But then again, how can someone explain the fact that so many folks who try to lose weight or get stronger fall back to their original condition? I have a couple of ideas. I think the primary reason for this is because many fitness changes are built upon a weak foundation. We are all familiar with the idea that it takes a “lifestyle change” to lose weight or get in shape. What I take this to mean is that we must make various changes in many areas in our life to effect lasting change.
I for one have about 101 different things in my life that support my level of fitness. So you can take away my bike racing, my love of sushi or my home gym. I still have many other supports that will keep my fitness level propped up nice and high.
However, if someone has 101 things propping up an unhealthy lifestyle there is a lot that is going to have to happen to bring that sucker down. If they are trying to build upon a new foundation of health and only make one change (like cutting back on sugar or walking a mile a day), the foundation is not very solid. It’s only going to take a minor stress in their life to break that support and send all of their efforts to change, toppling down.
With the recent efforts to change now in tatters, it’s only natural that the individual would go back to old lifestyle habits. I call this going back to square one. When the membership is quit or the diet is trashed, the whole plan is scrapped and the individual goes right back to their old habits with their body following suit.
Truth be told, most folks who are successful at getting in shape abandon or quit lots of diets or exercise programs. The only difference is that they don’t throw out the entire package and go back to where they started. Instead they throw away the parts that were not working for them and they keep what did work.

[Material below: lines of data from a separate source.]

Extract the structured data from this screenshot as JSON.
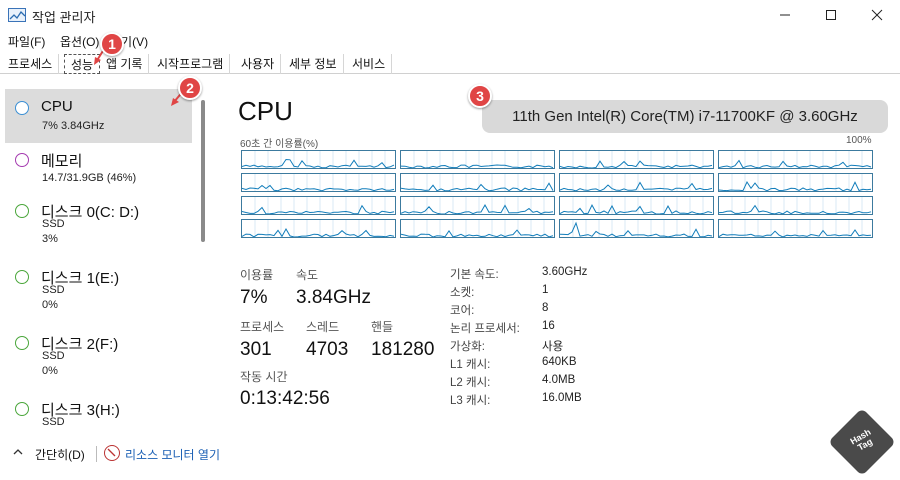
{
  "window": {
    "title": "작업 관리자"
  },
  "menu": [
    "파일(F)",
    "옵션(O)",
    "보기(V)"
  ],
  "tabs": [
    "프로세스",
    "성능",
    "앱 기록",
    "시작프로그램",
    "사용자",
    "세부 정보",
    "서비스"
  ],
  "active_tab": "성능",
  "badges": [
    "1",
    "2",
    "3"
  ],
  "sidebar": [
    {
      "name": "CPU",
      "sub1": "7% 3.84GHz",
      "sub2": "",
      "color": "#3b8fd4"
    },
    {
      "name": "메모리",
      "sub1": "14.7/31.9GB (46%)",
      "sub2": "",
      "color": "#a53bb0"
    },
    {
      "name": "디스크 0(C: D:)",
      "sub1": "SSD",
      "sub2": "3%",
      "color": "#4aa63b"
    },
    {
      "name": "디스크 1(E:)",
      "sub1": "SSD",
      "sub2": "0%",
      "color": "#4aa63b"
    },
    {
      "name": "디스크 2(F:)",
      "sub1": "SSD",
      "sub2": "0%",
      "color": "#4aa63b"
    },
    {
      "name": "디스크 3(H:)",
      "sub1": "SSD",
      "sub2": "",
      "color": "#4aa63b"
    }
  ],
  "main": {
    "title": "CPU",
    "model": "11th Gen Intel(R) Core(TM) i7-11700KF @ 3.60GHz",
    "graph_label": "60초 간 이용률(%)",
    "graph_max": "100%",
    "graph_color": "#117dbb",
    "stats": {
      "util_label": "이용률",
      "util_value": "7%",
      "speed_label": "속도",
      "speed_value": "3.84GHz",
      "proc_label": "프로세스",
      "proc_value": "301",
      "thread_label": "스레드",
      "thread_value": "4703",
      "handle_label": "핸들",
      "handle_value": "181280",
      "uptime_label": "작동 시간",
      "uptime_value": "0:13:42:56"
    },
    "details": [
      {
        "label": "기본 속도:",
        "value": "3.60GHz"
      },
      {
        "label": "소켓:",
        "value": "1"
      },
      {
        "label": "코어:",
        "value": "8"
      },
      {
        "label": "논리 프로세서:",
        "value": "16"
      },
      {
        "label": "가상화:",
        "value": "사용"
      },
      {
        "label": "L1 캐시:",
        "value": "640KB"
      },
      {
        "label": "L2 캐시:",
        "value": "4.0MB"
      },
      {
        "label": "L3 캐시:",
        "value": "16.0MB"
      }
    ]
  },
  "footer": {
    "simple": "간단히(D)",
    "resource_monitor": "리소스 모니터 열기"
  },
  "watermark": "Hash Tag"
}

So maybe the whole low carb thing didn’t work so well for them, but maybe they discovered that giving up sweets during the work week was a good thing and kept up the habit. Maybe those Yoga classes didn’t work out, but that doesn’t mean they didn’t incorporate some poses into their cool-down period after a run to stretch out.
The point is simple. If you constantly cherry pick what worked and what didn’t, your game plan will never revert back to square one and neither will your body. If anything, you can expect to see consistent progress for years to come. Even still, there are those who will cite physiological changes that occur when someone loses weight that might suggest the body is trying to revert back to its former self.
Admittedly I don’t know too many details, but I do have lots of questions about these changes.
Questions like, are these changes temporary and an acute response to a stress upon the body? The same thing happens when we exercise. We get tired and sore, but does that mean our body is attempting to get us to stand still?
Maybe these hormonal fluctuations are short-term, so while they might be telling the body to regain the lost weight, it might be for a short period of time while the body gets used to the new body fat level it now has. I also wonder if some of these “rebound” reactions to lifestyle changes are due to taking something out without putting something back in.
We humans are pretty good about keeping things in balance. If we lose a job, an appointment or even forget to brush our teeth, things can seem incomplete. Maybe the physical cues to pack on more weight are not so much from the weight loss itself but from taking something out. I wonder what would happen if we found a replacement, like replacing some sugary snacks with a fun activity.
In any case, there are a lot of unanswered questions surrounding the set point theory. My main goal is to keep a shred of doubt that such a thing may be scientifically true. By doing so, I can keep futility at bay and increase the vast realm of possibility for how far we can really go.